A look at classified ads in any newspaper reveals evidence of the growing shortage of health care workers, particularly nurses. A recent Crain Communications Modern Health Care article (May 27, 2002) cites a study by the American Hospital Association, that says 89 percent of the nation’s hospitals report “significant workforce shortages, with a 13 percent vacancy rate for nurses.”

U-M Health System (UMHS) has been very successful in hiring some 200 nurses since January, but a glance at the nearly 150 postings in the Jobs section of the Record shows that the shortage continues to be felt at U-M hospitals and clinics.

New UMHS Chief of Nursing Services Marge Calarco says the problem is not as bad nor as longstanding in Michigan as it is in coastal areas like California, but the shortage has been present in the state for two to three years, causing UMHS to take a hard look at how it can attract and keep valuable nursing personnel.

“UMHS is still very well positioned to attract nurses across the state and from other areas of the country,” says Calarco, whose full title is associate hospital director for patient care services and chief of nursing services.
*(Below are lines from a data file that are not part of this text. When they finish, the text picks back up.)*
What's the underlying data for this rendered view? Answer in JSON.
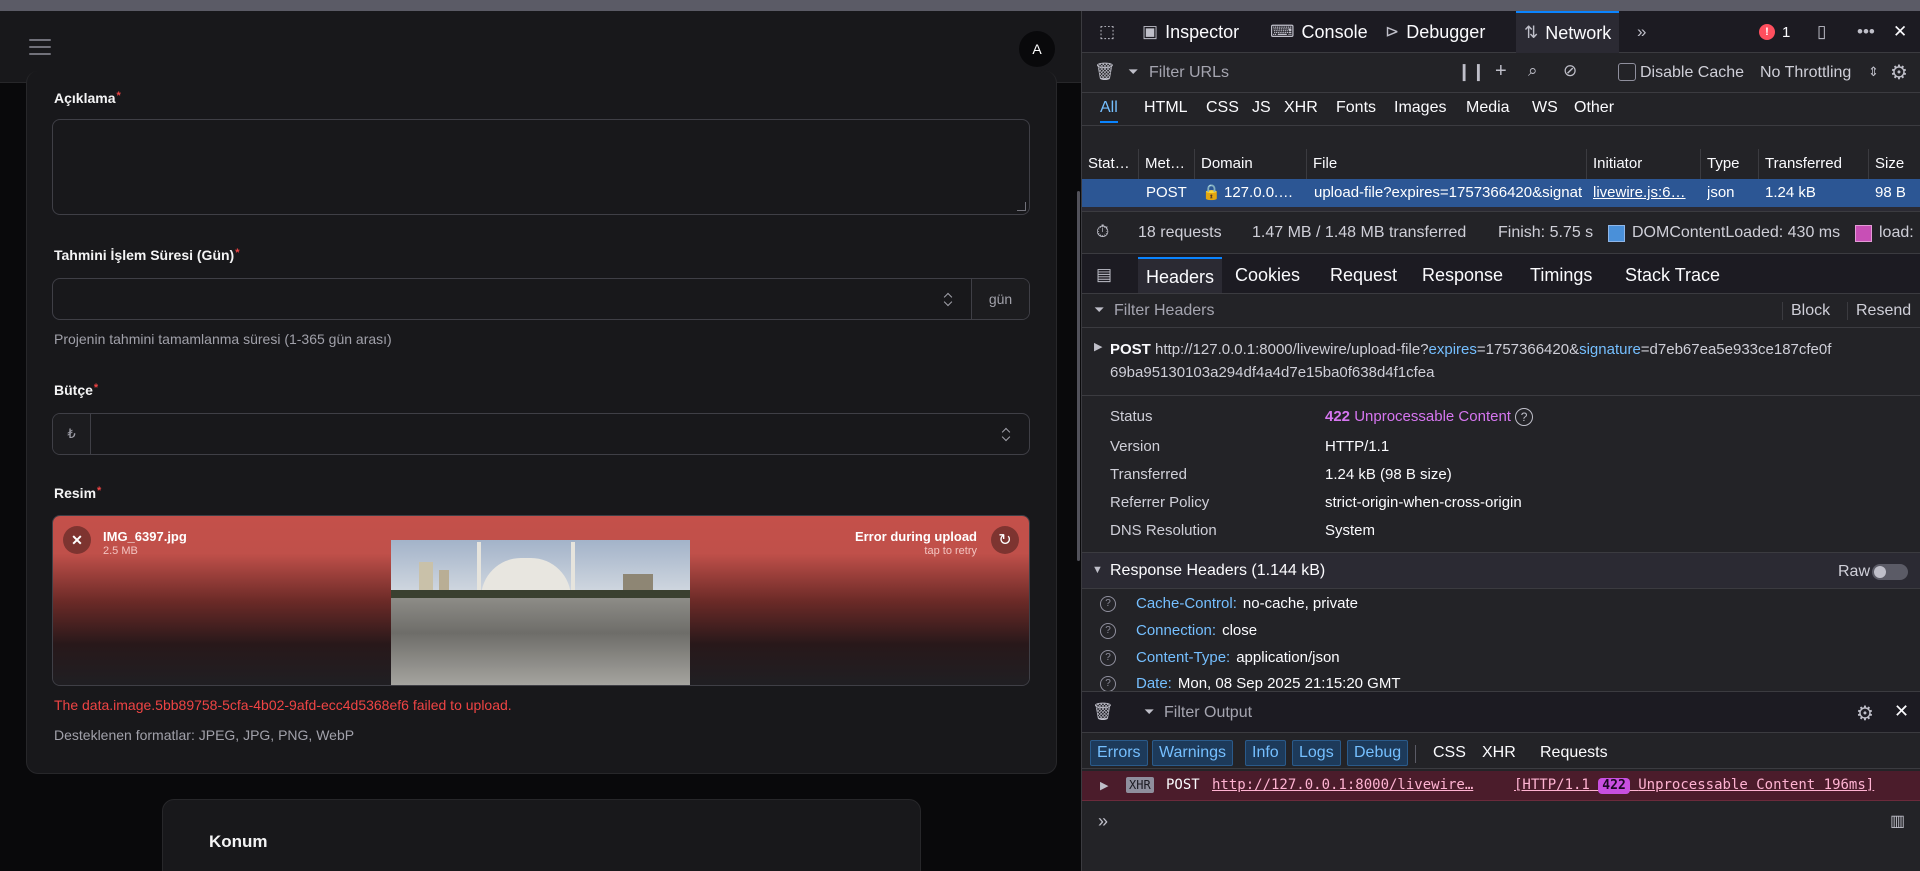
{
  "app": {
    "avatar_initial": "A",
    "fields": {
      "description_label": "Açıklama",
      "duration_label": "Tahmini İşlem Süresi (Gün)",
      "duration_suffix": "gün",
      "duration_hint": "Projenin tahmini tamamlanma süresi (1-365 gün arası)",
      "budget_label": "Bütçe",
      "budget_prefix": "₺",
      "image_label": "Resim",
      "required_mark": "*"
    },
    "upload": {
      "file_name": "IMG_6397.jpg",
      "file_size": "2.5 MB",
      "status": "Error during upload",
      "retry_hint": "tap to retry",
      "error_message": "The data.image.5bb89758-5cfa-4b02-9afd-ecc4d5368ef6 failed to upload.",
      "formats_hint": "Desteklenen formatlar: JPEG, JPG, PNG, WebP",
      "status_color": "#c4504a"
    },
    "section2_title": "Konum"
  },
  "devtools": {
    "tabs": [
      "Inspector",
      "Console",
      "Debugger",
      "Network"
    ],
    "active_tab": "Network",
    "error_count": "1",
    "toolbar": {
      "filter_placeholder": "Filter URLs",
      "disable_cache": "Disable Cache",
      "throttling": "No Throttling"
    },
    "type_filters": [
      "All",
      "HTML",
      "CSS",
      "JS",
      "XHR",
      "Fonts",
      "Images",
      "Media",
      "WS",
      "Other"
    ],
    "columns": [
      "Stat…",
      "Met…",
      "Domain",
      "File",
      "Initiator",
      "Type",
      "Transferred",
      "Size"
    ],
    "selected_request": {
      "status": "422",
      "method": "POST",
      "domain": "127.0.0.…",
      "file": "upload-file?expires=1757366420&signature",
      "initiator": "livewire.js:6…",
      "type": "json",
      "transferred": "1.24 kB",
      "size": "98 B"
    },
    "summary": {
      "requests": "18 requests",
      "transferred": "1.47 MB / 1.48 MB transferred",
      "finish": "Finish: 5.75 s",
      "dcl": "DOMContentLoaded: 430 ms",
      "load": "load:"
    },
    "detail_tabs": [
      "Headers",
      "Cookies",
      "Request",
      "Response",
      "Timings",
      "Stack Trace"
    ],
    "headers_filter_placeholder": "Filter Headers",
    "block": "Block",
    "resend": "Resend",
    "request_line": {
      "method": "POST",
      "url_base": "http://127.0.0.1:8000/livewire/upload-file?",
      "param1": "expires",
      "val1": "=1757366420&",
      "param2": "signature",
      "val2": "=d7eb67ea5e933ce187cfe0f",
      "url_cont": "69ba95130103a294df4a4d7e15ba0f638d4f1cfea"
    },
    "info": [
      {
        "k": "Status",
        "v": "Unprocessable Content",
        "code": "422"
      },
      {
        "k": "Version",
        "v": "HTTP/1.1"
      },
      {
        "k": "Transferred",
        "v": "1.24 kB (98 B size)"
      },
      {
        "k": "Referrer Policy",
        "v": "strict-origin-when-cross-origin"
      },
      {
        "k": "DNS Resolution",
        "v": "System"
      }
    ],
    "response_headers_title": "Response Headers (1.144 kB)",
    "raw_label": "Raw",
    "response_headers": [
      {
        "name": "Cache-Control:",
        "value": "no-cache, private"
      },
      {
        "name": "Connection:",
        "value": "close"
      },
      {
        "name": "Content-Type:",
        "value": "application/json"
      },
      {
        "name": "Date:",
        "value": "Mon, 08 Sep 2025 21:15:20 GMT"
      }
    ],
    "console": {
      "filter_placeholder": "Filter Output",
      "level_tabs": [
        "Errors",
        "Warnings",
        "Info",
        "Logs",
        "Debug"
      ],
      "type_tabs": [
        "CSS",
        "XHR",
        "Requests"
      ],
      "log": {
        "tag": "XHR",
        "method": "POST",
        "url": "http://127.0.0.1:8000/livewire…",
        "proto": "[HTTP/1.1",
        "code": "422",
        "text": "Unprocessable Content 196ms]"
      }
    }
  }
}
UMHS pays more than most, and its benefit package is second-to-none, but Calarco says that while compensation is important, it is not the only factor that makes the system an attractive one.

“We offer a breadth of opportunities for people that other places simply cannot because we are extremely large, extremely complex and broad in scope. We take care of every patient population you can imagine. So we offer nurses the ability to develop their careers and develop themselves.”
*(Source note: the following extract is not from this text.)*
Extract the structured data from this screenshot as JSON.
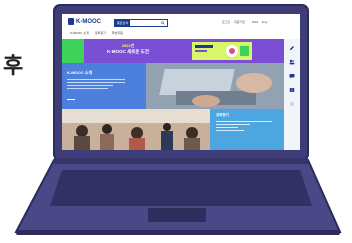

Professional development activities start with students in nursing programs and continue with fresh out of college nurses who are mentored by more seasoned professionals. The veteran nurses serve as preceptors or teachers. Opportunities remain throughout careers with cross training for other specialties and development of nurse leaders.

One of the newer initiatives is called “Discover Nursing at Michigan.” Calarco says the program connects freshmen nursing students with UMHS by allowing them to shadow a nurse. This not only involves students from the U-M nursing program, but means developing and strengthening relationships with other colleges and universities.
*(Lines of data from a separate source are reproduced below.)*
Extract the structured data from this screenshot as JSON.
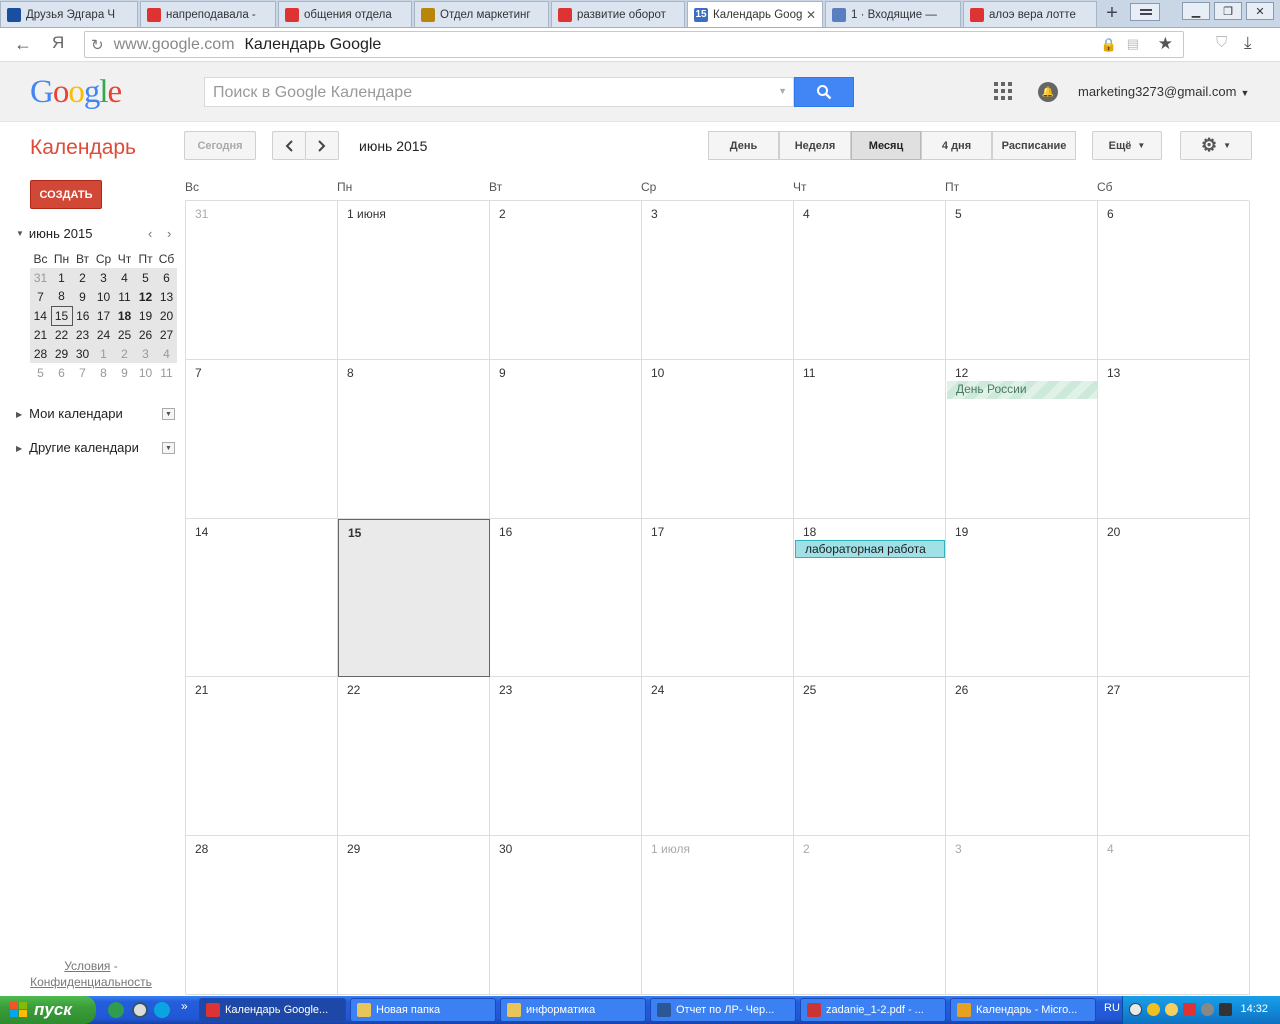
{
  "browser": {
    "tabs": [
      {
        "label": "Друзья Эдгара Ч",
        "fav": "play-icon",
        "color": "#1a4fa0"
      },
      {
        "label": "напреподавала -",
        "fav": "yandex-icon",
        "color": "#d33"
      },
      {
        "label": "общения отдела",
        "fav": "yandex-icon",
        "color": "#d33"
      },
      {
        "label": "Отдел маркетинг",
        "fav": "ga-icon",
        "color": "#b8860b"
      },
      {
        "label": "развитие оборот",
        "fav": "gmail-icon",
        "color": "#d33"
      },
      {
        "label": "Календарь Goog",
        "fav": "calendar-icon",
        "color": "#3b6fc4",
        "fav_text": "15"
      },
      {
        "label": "1 · Входящие —",
        "fav": "mail-icon",
        "color": "#5a7fc0"
      },
      {
        "label": "алоэ вера лотте",
        "fav": "yandex-icon",
        "color": "#d33"
      }
    ],
    "active_close": "✕",
    "new_tab": "+",
    "url_host": "www.google.com",
    "url_title": "Календарь Google",
    "ya_label": "Я"
  },
  "header": {
    "search_placeholder": "Поиск в Google Календаре",
    "account": "marketing3273@gmail.com"
  },
  "toolbar": {
    "app_title": "Календарь",
    "today": "Сегодня",
    "month_label": "июнь 2015",
    "views": [
      "День",
      "Неделя",
      "Месяц",
      "4 дня",
      "Расписание"
    ],
    "selected_view": "Месяц",
    "more": "Ещё"
  },
  "sidebar": {
    "create": "СОЗДАТЬ",
    "mini_title": "июнь 2015",
    "mini_dows": [
      "Вс",
      "Пн",
      "Вт",
      "Ср",
      "Чт",
      "Пт",
      "Сб"
    ],
    "mini_weeks": [
      [
        "31",
        "1",
        "2",
        "3",
        "4",
        "5",
        "6"
      ],
      [
        "7",
        "8",
        "9",
        "10",
        "11",
        "12",
        "13"
      ],
      [
        "14",
        "15",
        "16",
        "17",
        "18",
        "19",
        "20"
      ],
      [
        "21",
        "22",
        "23",
        "24",
        "25",
        "26",
        "27"
      ],
      [
        "28",
        "29",
        "30",
        "1",
        "2",
        "3",
        "4"
      ],
      [
        "5",
        "6",
        "7",
        "8",
        "9",
        "10",
        "11"
      ]
    ],
    "my_calendars": "Мои календари",
    "other_calendars": "Другие календари",
    "terms": "Условия",
    "sep": " -",
    "privacy": "Конфиденциальность"
  },
  "month": {
    "dows": [
      "Вс",
      "Пн",
      "Вт",
      "Ср",
      "Чт",
      "Пт",
      "Сб"
    ],
    "weeks": [
      [
        "31",
        "1 июня",
        "2",
        "3",
        "4",
        "5",
        "6"
      ],
      [
        "7",
        "8",
        "9",
        "10",
        "11",
        "12",
        "13"
      ],
      [
        "14",
        "15",
        "16",
        "17",
        "18",
        "19",
        "20"
      ],
      [
        "21",
        "22",
        "23",
        "24",
        "25",
        "26",
        "27"
      ],
      [
        "28",
        "29",
        "30",
        "1 июля",
        "2",
        "3",
        "4"
      ]
    ],
    "events": [
      {
        "week": 1,
        "day": 5,
        "title": "День России",
        "kind": "holiday"
      },
      {
        "week": 2,
        "day": 4,
        "title": "лабораторная работа",
        "kind": "lab"
      }
    ]
  },
  "taskbar": {
    "start": "пуск",
    "items": [
      {
        "label": "Календарь Google...",
        "color": "#d33"
      },
      {
        "label": "Новая папка",
        "color": "#e8c45a"
      },
      {
        "label": "информатика",
        "color": "#e8c45a"
      },
      {
        "label": "Отчет по ЛР- Чер...",
        "color": "#2b5797"
      },
      {
        "label": "zadanie_1-2.pdf - ...",
        "color": "#c33"
      },
      {
        "label": "Календарь - Micro...",
        "color": "#e8a020"
      }
    ],
    "overflow": "»",
    "lang": "RU",
    "clock": "14:32"
  }
}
More recently the program was expanded to include upper classes of students and nurses who have been out of practice for some time. The Health System also partnered with Madonna College to offer a refresher course for nurses for which the system eventually will pay the entire tuition if the nurse signs on to practice at UMHS.

While Calarco says recruitment is important in the competitive marketplace, keeping staff members also is a challenge, particularly at a university health system where many of the workers are here because they or their spouses are earning degrees. Since becoming interim head of nursing in 2000, and permanent chief recently, Calarco has placed considerable emphasis on retention.

Another study, cited by Modern Health Care (June 17, 2002), says 92 percent of 1,200 nurses surveyed had witnessed “disruptive physician behavior” and at least 30 percent of them knew of a nurse who had resigned because of poor treatment by a physician. Calarco says in most areas UMHS physicians treat nurses as respected members of the health care team so that incidents like this are not prevalent here.

“We don’t conceptualize ourselves, nurses at Michigan, as subordinate practitioners,” says Calarco. “The relationship with physicians is a critical one. When I have brought these issues up at executive medical staff meetings, there hasn’t been a time that physicians haven’t said, ‘What are we doing to drive nurses away? What can we do differently to recruit and retain nurses?’ ”

Among the retention initiatives are efforts that focus on the role nurses play in the UMHS decision-making process. Calarco says nurses are critical patient care providers and, as such, are partners with physicians and other health professionals in delivering that care. A recently developed structure has created a nurse-physician dyad, or two-person management team, for each hospital or clinical unit. The team’s goals are to foster communication and partnerships, and to design joint work processes and manage budgets.

“They help manage issues together. Some dyads are very far along, some are evolving slowly,” Calarco says.

After an e-mail contact with nurses a year ago in which Calarco addressed the need for more staff, UMHS nursing employees told her, ‘ “Thank you for acknowledging that recruitment is important but what about us?’ ”

Recognizing that nurses were working long hours in the past, including considerable mandatory overtime, staff members were invited to attend meetings to offer input on addressing recruitment and retention. Over 100 volunteers came forward, says Calarco, and many have continued to participate in team initiatives to improve the work environment.

Other efforts at retention involve recognizing those nurses who have longevity. A special celebration for preceptors was held recently to thank those who mentor others. Calarco says feedback was extremely positive.

In May, UMHS brought 250 people together to “create our nursing vision and action plan.” This included nurses from across the system, physicians, department heads, patients and school of nursing faculty. “We believed that to plan our future together we had to have a microcosm of the entire system,” Calarco says.

“We are serious about bringing all voices to the table and addressing staffing, and we have to say that aloud. We are going to make a major investment around staffing. We have to hire enough staff to have a reasonable work load for nurses and a reasonable patient to nurse ratio so the patients are getting the best care possible.”